Thursday, April 25, 2013
The line had already split once, tearing men from women, husbands from wives, brothers from sisters. It was at that fork that Jacob and Max said goodbye to Eidel and Lydia. It was this fork that challenged their resolve once again.
The division was clear. The healthiest men were being sent one way while the unhealthiest, youngest, and oldest were sent another. Max was tall for his age, a luxury that his sister who was suffering from a cold didn't have when his mother and she came upon a similar break. They said goodbyes there, with Eidel clutching her daughter's silk handkerchief, knowing all too well that the promise of a clinic for her daughter was a lie.
"Fourteen is a child," Jacob insisted. "Today, you're eighteen."
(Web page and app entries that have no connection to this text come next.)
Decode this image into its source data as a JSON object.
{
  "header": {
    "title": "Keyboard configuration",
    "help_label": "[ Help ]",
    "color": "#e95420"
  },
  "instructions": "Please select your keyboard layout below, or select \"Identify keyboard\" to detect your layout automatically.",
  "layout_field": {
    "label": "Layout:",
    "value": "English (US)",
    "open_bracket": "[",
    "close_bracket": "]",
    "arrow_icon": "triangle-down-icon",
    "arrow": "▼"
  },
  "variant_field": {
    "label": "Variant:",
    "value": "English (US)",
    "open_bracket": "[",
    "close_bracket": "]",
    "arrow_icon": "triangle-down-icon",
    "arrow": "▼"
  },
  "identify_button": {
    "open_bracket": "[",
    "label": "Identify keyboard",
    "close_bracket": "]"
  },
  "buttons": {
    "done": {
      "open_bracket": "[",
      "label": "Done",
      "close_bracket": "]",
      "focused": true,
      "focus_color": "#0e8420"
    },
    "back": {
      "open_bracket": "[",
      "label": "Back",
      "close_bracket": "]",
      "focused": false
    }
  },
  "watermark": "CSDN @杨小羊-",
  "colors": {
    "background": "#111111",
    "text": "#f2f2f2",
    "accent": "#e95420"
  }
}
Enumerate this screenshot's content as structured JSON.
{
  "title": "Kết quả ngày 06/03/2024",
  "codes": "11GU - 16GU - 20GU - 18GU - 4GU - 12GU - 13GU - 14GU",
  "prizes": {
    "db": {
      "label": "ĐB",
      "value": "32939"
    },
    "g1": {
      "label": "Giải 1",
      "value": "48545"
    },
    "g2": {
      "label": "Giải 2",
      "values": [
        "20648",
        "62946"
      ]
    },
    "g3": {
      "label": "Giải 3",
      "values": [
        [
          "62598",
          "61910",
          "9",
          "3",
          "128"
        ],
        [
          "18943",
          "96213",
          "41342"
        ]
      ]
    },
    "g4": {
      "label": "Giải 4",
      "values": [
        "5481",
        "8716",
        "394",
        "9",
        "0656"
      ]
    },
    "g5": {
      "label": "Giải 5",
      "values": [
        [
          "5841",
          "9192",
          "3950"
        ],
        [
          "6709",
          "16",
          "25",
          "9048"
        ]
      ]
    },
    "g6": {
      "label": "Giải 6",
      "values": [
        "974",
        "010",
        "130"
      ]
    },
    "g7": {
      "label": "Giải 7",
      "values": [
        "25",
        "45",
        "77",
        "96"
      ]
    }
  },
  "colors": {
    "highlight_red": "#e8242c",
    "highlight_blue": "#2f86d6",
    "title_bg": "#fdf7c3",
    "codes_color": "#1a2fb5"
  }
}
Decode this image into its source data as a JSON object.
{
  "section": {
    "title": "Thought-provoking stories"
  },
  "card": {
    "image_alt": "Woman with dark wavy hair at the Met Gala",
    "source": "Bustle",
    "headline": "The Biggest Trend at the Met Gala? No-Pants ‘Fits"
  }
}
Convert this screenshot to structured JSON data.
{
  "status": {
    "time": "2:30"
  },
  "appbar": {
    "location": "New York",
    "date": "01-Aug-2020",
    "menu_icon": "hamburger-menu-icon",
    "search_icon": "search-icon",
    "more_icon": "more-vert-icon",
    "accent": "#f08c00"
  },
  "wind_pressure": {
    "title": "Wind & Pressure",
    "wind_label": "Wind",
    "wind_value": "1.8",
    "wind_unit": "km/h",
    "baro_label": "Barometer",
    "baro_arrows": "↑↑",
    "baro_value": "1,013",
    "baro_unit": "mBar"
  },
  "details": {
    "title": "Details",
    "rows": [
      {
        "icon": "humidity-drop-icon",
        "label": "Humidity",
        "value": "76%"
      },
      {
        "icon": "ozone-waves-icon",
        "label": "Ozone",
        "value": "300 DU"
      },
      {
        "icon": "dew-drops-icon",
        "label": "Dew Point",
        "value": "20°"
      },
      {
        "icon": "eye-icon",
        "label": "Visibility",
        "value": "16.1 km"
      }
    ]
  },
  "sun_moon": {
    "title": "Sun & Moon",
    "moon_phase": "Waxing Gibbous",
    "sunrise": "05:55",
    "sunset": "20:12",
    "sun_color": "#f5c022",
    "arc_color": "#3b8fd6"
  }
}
With the infamous concentration camp name in the title, plenty of readers will turn away from this gem. But the book, which avoids stereotypes and shields against some atrocities by confining itself to the labor camps that made up Auschwitz, isn't a story of death.
Instead, The Thief Of Auschwitz is story of survival and sacrifice, one that author Jon Clinch makes clear by revealing that Max Rosen is alive and well in New York City straight away. He is an artist who has recently celebrated his 88th birthday, which included the four years his father made him add at Auschwitz. It's his story to tell, one that he never shared with anyone before.
It was his prerogative to keep what happened 60 years ago his secret. As he said, most people were done with such stories, confining them to bad memories best left forgotten. Besides, his family didn't always identify with being Jewish. They had even stopped attending the synagogue until young Lydia drew them back.
His mother, Eidel, would have preferred they spend the day in the mountains so she could paint. It's what she did. She painted upstairs or outdoors and Jacob cut hair, a barber who had inherited enough from his father to get by but felt it was important to teach his children a proper work ethic. It was his responsibility to tend to their future after all, not his father's money.
It was his responsibility, even if the war descended down upon them.
It might have even been their subtle disassociations that convinced them not to flee Poland outright. It was worse in Warsaw and Krakow, but not the Carpathian peaks where they were at the onset. In fact, by the time they knew they couldn't wait any longer, it was too late.
The best they could do was try to stay one step ahead of the encroaching soldiers. And eventually, they were swept up in the chaos. The three of them, after Lydia was taken away on the first day, would do their best to survive and, above all for Jacob and Eidel, protect their remaining child.
Eventually, the means to do it would be made clear. Jacob could cut hair better than the current barber. And Eidel, once her hidden talent was discovered, could ingratiate even the foulest of demons. In fact, she would have to succumb if she hoped to keep her son alive.
A few graphs about third-time author Jon Clinch.
A few years later, he would go on to write Kings Of The Earth. And then, relying on his advertising experience, wrote What Came After under the name Sam Winston, a book he marketed without the benefit of a publisher. The book sold 10,000 copies, convincing Clinch that his next outing would be self-published too.
The Thief Of Auschwitz By Jon Clinch Surprises At 8.9 On The Liquid Hip Richter Scale.
This is one of those books that would have been easily dismissed by most publishers, especially those who might never get past the title. His agent wasn't thrilled with his decision to use the CreateSpace Independent Publishing Platform in 2011, but the book has long since moved beyond Amazon.
The Thief of Auschwitz by Jon Clinch has since published on other platforms. This includes his book on Nook at Barnes & Noble. Earlier this year, his book was added to iBooks. You can also find out more about Clinch on his website. Paul Hecht narrates the audiobook.